Hayes was serious too; he turned Earth Day into a political crusade. On April 22, 1970, 20 million Americans cleaned creeks, recycled cans, and held teach-ins on the environment. Congress stopped for a day so lawmakers could participate. In New York City, Mayor John V. Lindsay shut down Fifth Avenue to cars, cabs, and trucks. In the 1970s, Congress passed 28 major pieces of environmental legislation, including the Environmental Protection Act, the Clean Water Act, and the Safe Drinking Water Act.
Eventually, his New Deal liberalism did him in. In 1980, running for his fourth term, Nelson, along with several other established liberal Democratic Senators, was soundly defeated on Ronald Reagan's coattails.
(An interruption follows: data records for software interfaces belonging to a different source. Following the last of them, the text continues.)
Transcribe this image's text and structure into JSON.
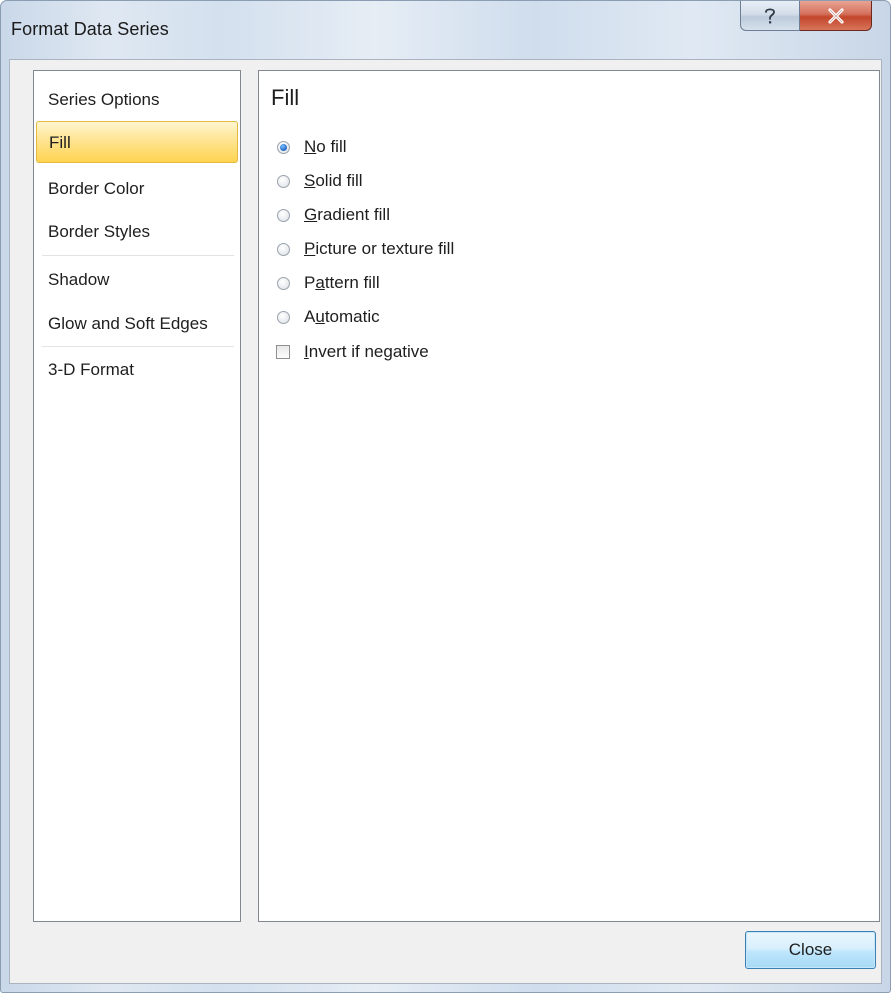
{
  "window": {
    "title": "Format Data Series",
    "help_icon": "question-mark-icon",
    "close_icon": "close-x-icon"
  },
  "nav": {
    "items": [
      {
        "label": "Series Options",
        "selected": false
      },
      {
        "label": "Fill",
        "selected": true
      },
      {
        "label": "Border Color",
        "selected": false
      },
      {
        "label": "Border Styles",
        "selected": false
      },
      {
        "label": "Shadow",
        "selected": false
      },
      {
        "label": "Glow and Soft Edges",
        "selected": false
      },
      {
        "label": "3-D Format",
        "selected": false
      }
    ]
  },
  "panel": {
    "title": "Fill",
    "options": [
      {
        "label": "No fill",
        "accel": "N",
        "checked": true
      },
      {
        "label": "Solid fill",
        "accel": "S",
        "checked": false
      },
      {
        "label": "Gradient fill",
        "accel": "G",
        "checked": false
      },
      {
        "label": "Picture or texture fill",
        "accel": "P",
        "checked": false
      },
      {
        "label": "Pattern fill",
        "accel": "a",
        "checked": false
      },
      {
        "label": "Automatic",
        "accel": "u",
        "checked": false
      }
    ],
    "invert": {
      "label": "Invert if negative",
      "accel": "I",
      "checked": false
    }
  },
  "footer": {
    "close_label": "Close"
  },
  "colors": {
    "selection_fill": "#ffd451",
    "selection_border": "#e3b93f",
    "radio_dot": "#2a6fc9",
    "close_caption": "#c2452b"
  }
}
The people had spoken, and the Republicans won the Senate. A new era in U.S. politics began.
Nelson died in Kensington, Md., at the age of 89. Since his Senate defeat in 1980, he worked for the Wilderness Society in Washington, D.C. A few years ago I missed a Nelson staffer reunion in Washington, and now I wish more than ever I had gone.
Did Nelson focus to any extent on clean water matters? No, not really. He made all environmental issues his issues and, as the Washington Post on July 4 stated at the beginning of its obituary, he "introduced mainstream America to the modern environmental movement." He was a generalist. Environmentalists ("conservationists") have been in America since before Teddy Roosevelt, but Nelson really got environmentalism to take popular root and made it a national priority. It changed the way everyone thought about the planet and its resources in America and all over the world. It's not an exaggeration to declare that Nelson's influence is experienced by all of us everywhere we go. When we hear a news item about citizens challenging a construction project because it would destroy a natural habitat, use recycling containers, or notice a hotel room with a sign discouraging unnecessary water usage for washing, Gaylord Nelson's hand is in all of it. His gift to all of us keeps expanding, and it is now part of our national and global discourse. It will never go out of style.
This article originally appeared in the 09/01/2005 issue of Environmental Protection.